Similar to a receipt, a bill of sale is a written instrument that attests to a buyer’s purchase of property from a seller. A bill of sale generally includes the transacting parties’ contact information, a description of the item sold, all warranties made by the seller, any conditions attached to the sale, the date of transfer, price, payment schedule(s), and the parties’ signatures–among other provisions.
‘Bill of Sale’ forms are commonly used in the transfer of motor vehicles, aircrafts, and ships. Transactions involving other types of property are recorded using receipts, invoices, deeds, and other written instruments.
In jurisdictions where ownership does not depend on physical possession of property, buyers lacking physical possession may use a bill of sale as proof of their ownership rights.
A bill of sale and a receipt are similar instruments, but a receipt is generally less formal than a bill of sale. A bill of sale, for example, must usually contain a description of the exchanged good(s). That is not the case for receipts–which may be used to provide record of payment without any description of what the payment is for. In other words, receipts are not bills of sale but a bill of sale may serve as a receipt.
Some states have statutes addressing the usage of bills of sale in private transactions. Florida’s Uniform Commercial Code, for example, does not require that a bill of sale be given in connection with a sale. However, when a bill of sale is issued, it is “expected to be construed in a manner that adequately records the transaction so as to prevent unnecessary future disputes”. (13 Florida Jur Forms Legal & Bus. § 42:56)
Types of Bills of Sale
There are two main types of bill-of-sales: the (1) absolute bill of sale (used in the sale of goods, as governed by the common law and the UCC) and the (2) conditional bill of sale (used for borrowing and financing).
An absolute bill of sale completely conveys property, without any restrictions on the buyer or scheduled payments to the seller. Such bill of sale would be issued, for example, in the full cash purchase of a motor vehicle.
Absolute bills of sale generally detail the form of payment and the condition of the property.
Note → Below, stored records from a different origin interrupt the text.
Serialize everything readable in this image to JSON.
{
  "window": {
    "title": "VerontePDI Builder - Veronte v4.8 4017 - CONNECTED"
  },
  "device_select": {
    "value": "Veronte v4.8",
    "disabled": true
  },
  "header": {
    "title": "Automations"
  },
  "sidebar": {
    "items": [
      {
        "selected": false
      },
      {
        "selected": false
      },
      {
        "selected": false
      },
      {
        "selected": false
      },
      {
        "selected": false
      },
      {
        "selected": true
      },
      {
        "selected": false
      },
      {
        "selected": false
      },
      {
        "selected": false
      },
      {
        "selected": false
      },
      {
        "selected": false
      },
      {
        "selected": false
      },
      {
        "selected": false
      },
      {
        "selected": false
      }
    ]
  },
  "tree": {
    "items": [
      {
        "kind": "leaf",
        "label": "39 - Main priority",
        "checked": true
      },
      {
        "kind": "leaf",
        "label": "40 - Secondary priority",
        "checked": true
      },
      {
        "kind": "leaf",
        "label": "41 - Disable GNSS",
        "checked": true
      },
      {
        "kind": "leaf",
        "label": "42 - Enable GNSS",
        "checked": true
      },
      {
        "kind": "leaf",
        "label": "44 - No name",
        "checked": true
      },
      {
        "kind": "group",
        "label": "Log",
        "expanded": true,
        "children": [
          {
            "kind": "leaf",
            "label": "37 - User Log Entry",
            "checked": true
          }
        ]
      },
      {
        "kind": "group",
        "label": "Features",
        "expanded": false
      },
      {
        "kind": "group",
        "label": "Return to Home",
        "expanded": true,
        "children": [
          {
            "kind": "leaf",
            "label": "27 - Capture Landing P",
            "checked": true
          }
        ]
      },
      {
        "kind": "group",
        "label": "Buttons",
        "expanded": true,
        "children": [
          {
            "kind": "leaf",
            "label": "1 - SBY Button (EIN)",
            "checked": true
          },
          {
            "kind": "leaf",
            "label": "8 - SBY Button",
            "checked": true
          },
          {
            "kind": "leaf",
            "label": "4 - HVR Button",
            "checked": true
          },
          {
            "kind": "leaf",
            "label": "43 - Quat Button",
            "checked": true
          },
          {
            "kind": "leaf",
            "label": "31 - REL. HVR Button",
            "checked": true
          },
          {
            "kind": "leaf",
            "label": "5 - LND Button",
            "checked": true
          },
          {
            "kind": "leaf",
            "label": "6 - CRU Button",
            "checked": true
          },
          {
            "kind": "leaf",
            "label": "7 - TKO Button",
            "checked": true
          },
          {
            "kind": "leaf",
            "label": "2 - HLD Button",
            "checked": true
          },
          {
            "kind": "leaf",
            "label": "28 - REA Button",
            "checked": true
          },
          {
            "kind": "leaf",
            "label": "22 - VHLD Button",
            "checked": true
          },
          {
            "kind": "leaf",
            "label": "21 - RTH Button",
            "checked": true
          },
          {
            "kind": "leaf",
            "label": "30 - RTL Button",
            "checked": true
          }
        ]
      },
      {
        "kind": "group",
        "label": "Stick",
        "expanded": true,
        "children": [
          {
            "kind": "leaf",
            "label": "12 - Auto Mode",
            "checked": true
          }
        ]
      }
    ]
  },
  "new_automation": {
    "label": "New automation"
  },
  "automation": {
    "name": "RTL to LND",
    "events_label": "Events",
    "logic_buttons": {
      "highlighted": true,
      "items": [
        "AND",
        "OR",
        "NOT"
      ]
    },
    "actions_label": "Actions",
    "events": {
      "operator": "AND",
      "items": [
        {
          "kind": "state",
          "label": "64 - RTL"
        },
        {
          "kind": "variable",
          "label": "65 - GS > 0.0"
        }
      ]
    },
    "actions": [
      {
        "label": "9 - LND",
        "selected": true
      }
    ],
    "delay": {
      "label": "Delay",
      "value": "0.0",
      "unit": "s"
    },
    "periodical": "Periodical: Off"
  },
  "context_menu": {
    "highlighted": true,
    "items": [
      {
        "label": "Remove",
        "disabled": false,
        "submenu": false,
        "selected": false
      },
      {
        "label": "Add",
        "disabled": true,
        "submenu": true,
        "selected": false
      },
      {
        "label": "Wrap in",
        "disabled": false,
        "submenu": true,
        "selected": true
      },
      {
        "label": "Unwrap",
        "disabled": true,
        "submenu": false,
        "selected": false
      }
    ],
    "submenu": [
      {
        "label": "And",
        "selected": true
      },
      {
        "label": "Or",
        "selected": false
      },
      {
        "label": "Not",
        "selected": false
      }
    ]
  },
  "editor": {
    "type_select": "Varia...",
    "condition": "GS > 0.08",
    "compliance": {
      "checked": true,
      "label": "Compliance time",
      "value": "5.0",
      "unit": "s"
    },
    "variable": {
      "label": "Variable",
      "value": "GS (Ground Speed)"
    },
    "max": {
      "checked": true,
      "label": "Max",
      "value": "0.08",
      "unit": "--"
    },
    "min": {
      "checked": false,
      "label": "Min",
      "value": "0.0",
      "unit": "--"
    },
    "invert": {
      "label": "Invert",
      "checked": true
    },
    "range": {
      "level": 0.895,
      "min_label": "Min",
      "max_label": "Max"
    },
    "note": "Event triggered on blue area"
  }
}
They are ideal for transactions that involve payment in full and items sold in “as is” condition.
A conditional bill of sale conveys property with conditions on the buyer’s ownership. This kind of bill of sale is most appropriate for transactions involving loans, like the purchase of a house. When purchasing a home using a mortgage, the mortgagor (borrower) conveys conditional ownership of the property to the mortgagee (lender). The mortgagee is granted ownership of the property on the condition that the mortgagor retain physical possession, and upon paying their debt, regain full ownership. Conditional bills of sale are ideal for sellers that wish to place specific requirements on buyers.
[Last updated in June of 2020 by the Wex Definitions Team]